◆ ASSIGNMENT: Run through the records and show each line that includes the string "accent".

◆ DATA SECTION:

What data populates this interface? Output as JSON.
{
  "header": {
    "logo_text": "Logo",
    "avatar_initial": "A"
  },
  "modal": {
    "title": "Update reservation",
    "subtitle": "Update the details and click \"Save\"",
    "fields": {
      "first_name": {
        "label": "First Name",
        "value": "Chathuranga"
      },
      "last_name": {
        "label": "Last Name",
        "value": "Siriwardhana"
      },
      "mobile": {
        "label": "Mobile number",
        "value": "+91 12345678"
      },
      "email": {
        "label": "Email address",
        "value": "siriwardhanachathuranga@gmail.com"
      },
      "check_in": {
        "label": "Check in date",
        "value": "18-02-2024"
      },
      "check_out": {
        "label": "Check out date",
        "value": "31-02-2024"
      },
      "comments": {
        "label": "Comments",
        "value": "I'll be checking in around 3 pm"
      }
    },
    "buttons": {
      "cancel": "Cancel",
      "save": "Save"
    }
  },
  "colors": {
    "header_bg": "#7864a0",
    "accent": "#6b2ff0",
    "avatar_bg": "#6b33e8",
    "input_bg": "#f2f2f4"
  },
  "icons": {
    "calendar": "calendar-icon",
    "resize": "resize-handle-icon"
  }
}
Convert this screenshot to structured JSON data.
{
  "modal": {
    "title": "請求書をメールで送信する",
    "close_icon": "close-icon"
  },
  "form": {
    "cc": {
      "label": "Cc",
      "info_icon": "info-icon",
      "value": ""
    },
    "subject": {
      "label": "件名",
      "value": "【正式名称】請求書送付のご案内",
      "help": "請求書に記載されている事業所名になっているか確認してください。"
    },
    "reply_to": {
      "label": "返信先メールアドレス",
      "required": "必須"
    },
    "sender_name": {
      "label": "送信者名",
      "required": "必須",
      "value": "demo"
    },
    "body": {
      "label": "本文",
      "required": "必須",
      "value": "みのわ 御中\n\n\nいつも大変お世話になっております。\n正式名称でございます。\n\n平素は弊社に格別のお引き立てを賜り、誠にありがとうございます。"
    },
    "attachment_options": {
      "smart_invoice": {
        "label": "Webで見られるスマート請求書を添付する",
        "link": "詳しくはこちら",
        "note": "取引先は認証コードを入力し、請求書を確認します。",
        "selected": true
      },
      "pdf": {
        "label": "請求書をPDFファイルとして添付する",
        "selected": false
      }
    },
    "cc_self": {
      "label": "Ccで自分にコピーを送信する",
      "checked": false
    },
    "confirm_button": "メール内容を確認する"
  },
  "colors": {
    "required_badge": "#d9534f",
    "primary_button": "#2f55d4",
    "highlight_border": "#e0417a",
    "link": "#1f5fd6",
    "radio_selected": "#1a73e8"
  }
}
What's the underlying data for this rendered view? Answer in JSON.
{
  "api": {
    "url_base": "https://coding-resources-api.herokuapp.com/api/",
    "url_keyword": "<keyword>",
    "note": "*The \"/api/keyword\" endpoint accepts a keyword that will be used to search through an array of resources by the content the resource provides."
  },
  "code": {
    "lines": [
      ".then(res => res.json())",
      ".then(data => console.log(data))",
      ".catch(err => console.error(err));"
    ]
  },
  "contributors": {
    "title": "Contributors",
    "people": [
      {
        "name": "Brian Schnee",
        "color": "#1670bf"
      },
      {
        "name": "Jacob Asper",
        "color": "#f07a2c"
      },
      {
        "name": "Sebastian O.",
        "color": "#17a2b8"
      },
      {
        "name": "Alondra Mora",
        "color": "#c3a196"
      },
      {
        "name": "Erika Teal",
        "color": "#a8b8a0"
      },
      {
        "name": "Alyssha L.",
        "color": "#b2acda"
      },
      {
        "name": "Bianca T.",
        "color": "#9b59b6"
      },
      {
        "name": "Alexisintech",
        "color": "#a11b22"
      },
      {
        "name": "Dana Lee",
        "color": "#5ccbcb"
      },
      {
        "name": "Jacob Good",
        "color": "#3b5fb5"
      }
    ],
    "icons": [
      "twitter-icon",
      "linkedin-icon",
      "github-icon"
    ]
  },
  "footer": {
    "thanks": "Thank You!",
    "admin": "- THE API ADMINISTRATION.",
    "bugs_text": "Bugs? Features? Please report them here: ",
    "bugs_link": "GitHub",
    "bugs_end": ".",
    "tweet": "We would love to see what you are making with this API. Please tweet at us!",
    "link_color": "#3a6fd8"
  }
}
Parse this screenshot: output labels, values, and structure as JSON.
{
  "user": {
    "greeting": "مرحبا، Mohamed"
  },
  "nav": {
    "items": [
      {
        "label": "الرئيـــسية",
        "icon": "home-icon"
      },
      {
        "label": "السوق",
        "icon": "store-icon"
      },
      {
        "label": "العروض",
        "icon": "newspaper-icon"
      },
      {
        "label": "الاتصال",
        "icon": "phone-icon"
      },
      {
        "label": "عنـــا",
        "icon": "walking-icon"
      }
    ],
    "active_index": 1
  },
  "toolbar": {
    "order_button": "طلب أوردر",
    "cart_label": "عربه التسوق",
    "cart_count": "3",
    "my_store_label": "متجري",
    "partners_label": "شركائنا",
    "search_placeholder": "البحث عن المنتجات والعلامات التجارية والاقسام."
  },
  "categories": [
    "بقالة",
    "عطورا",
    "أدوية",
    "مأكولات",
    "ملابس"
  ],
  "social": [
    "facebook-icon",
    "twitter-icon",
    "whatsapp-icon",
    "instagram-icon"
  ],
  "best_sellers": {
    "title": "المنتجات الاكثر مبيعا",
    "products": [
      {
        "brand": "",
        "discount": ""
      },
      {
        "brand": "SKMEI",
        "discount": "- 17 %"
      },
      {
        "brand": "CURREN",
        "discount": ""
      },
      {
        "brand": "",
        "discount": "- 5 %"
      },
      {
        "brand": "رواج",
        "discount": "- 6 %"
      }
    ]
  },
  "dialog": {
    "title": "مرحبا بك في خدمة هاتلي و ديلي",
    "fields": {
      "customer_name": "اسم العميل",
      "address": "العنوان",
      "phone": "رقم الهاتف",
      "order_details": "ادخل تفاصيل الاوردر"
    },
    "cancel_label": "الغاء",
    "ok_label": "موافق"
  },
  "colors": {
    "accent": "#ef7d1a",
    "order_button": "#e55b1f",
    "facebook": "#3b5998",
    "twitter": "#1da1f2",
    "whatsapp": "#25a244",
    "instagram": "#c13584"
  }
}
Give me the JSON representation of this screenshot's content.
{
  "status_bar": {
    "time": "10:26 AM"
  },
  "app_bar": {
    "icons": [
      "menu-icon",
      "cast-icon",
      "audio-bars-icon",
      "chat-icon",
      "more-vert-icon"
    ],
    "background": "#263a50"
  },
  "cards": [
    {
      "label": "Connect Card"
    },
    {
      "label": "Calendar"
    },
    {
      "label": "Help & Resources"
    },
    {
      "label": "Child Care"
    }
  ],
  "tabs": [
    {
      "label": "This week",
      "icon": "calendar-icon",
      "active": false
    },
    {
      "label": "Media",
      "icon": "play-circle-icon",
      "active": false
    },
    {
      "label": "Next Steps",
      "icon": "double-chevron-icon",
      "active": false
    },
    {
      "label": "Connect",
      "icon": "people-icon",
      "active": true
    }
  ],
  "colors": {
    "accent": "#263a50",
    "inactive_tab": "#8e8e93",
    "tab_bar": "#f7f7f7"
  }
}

◆ EXPECTED OUTPUT:
    "accent": "#6b2ff0",
    "accent": "#ef7d1a",
    "accent": "#263a50",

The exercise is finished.